Global Sisters Report brings you special coverage during NETWORK's 2016 Nuns on the Bus tour, which started July 11 in Wisconsin, runs through the Republican National Convention in Cleveland, Ohio, and concludes July 29 at the Democratic National Convention in Philadelphia.
My journey to Wisconsin began in North Carolina where I left behind security of home and the familiarity of friends. I was somewhat apprehensive of what I might encounter, but a tinge of excitement bubbled within as I anticipated joining the Nuns on the Bus. I had read with awe articles about Sr. Simone Campbell and followed her on social media, but never had I anticipated actually being on one of her justice journeys.

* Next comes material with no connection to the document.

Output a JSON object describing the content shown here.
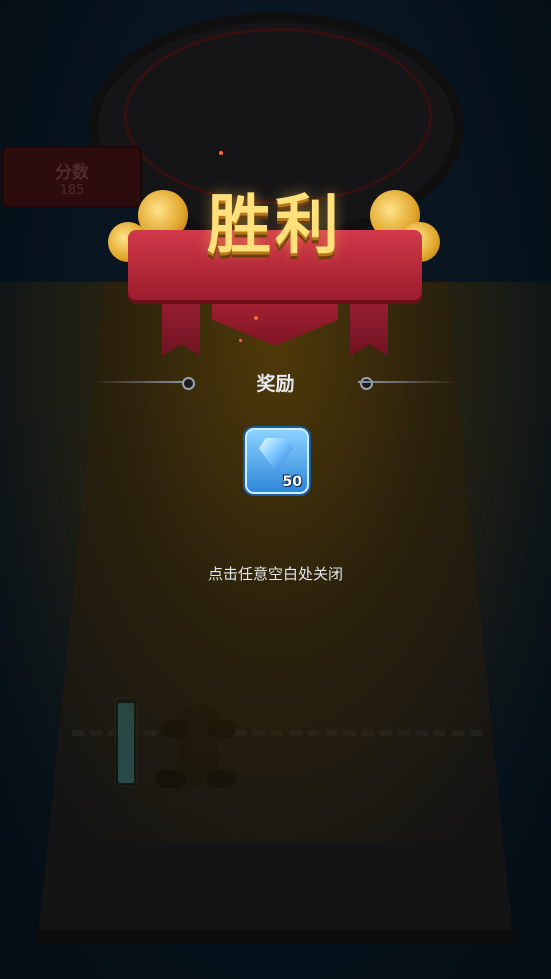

I grew up in a very protective environment during the Civil Rights movement. I lived a very comfortable life, was educated by white religious sisters who taught me little or nothing about my culture and the reality of the world around me. However, I listened to adults talk about racial and economic injustices, I became fearfully aware of the riots of 1960s, questioned militant stories about the Black Panther Party, and felt the sadness seen on faces after the assassinations of Malcolm X, Martin Luther King, and Robert F. Kennedy. I developed a hunger to know more, but fear of harm gave me little incentive to actively do something about the injustices around me.
Now in one of the most heated and critical times in America, when people are afraid to publicly express their religious and political views, I find myself on a large light blue, green and orange bus — NETWORK Nuns on the Bus — Mending the Gaps. I am gradually being transformed and now speaking before a sea of people about "policies have created the chaos, but policies can create change!"
I listen to the conversations around me as we travel from Wisconsin to Illinois. The tone is light with laughter and solid with excitement of what lies ahead. We will meet supporters and probably those who do not support our efforts. To them wherever we go will be, as Simone says, "a healing presence."
I have already experienced this healing presence within the voice of the woman who spoke about the death of her younger sister who died of cancer, unable to afford health care. The power of God's grace filtered throughout the applauding crowd that cheered the accomplishments of a young woman who did not give up after being denied proper mental health care for her bi-polar condition. She shared what it had been like to overcome the struggles of being homeless, jobless, and unable to care for her three young sons.
Tonight as we travel to Springfield, Illinois, my heart is full. Although touched by the rawness of humanity my soul delights in the joy of knowing that we, the Nuns on the Bus, have given hope to the hopeless and encouragement to the discouraged as we begin to reweave the fabric of America.
[Larretta Rivera-Williams, RSM, is originally from Winston-Salem, North Carolina, where she is coordinator of pastoral care at St. Leo the Great Catholic Church. Since entering the Sisters of Mercy in 1982, she has ministered as an elementary, secondary, and divinity school educator. She has written and produced plays as well as directed and choreographed.]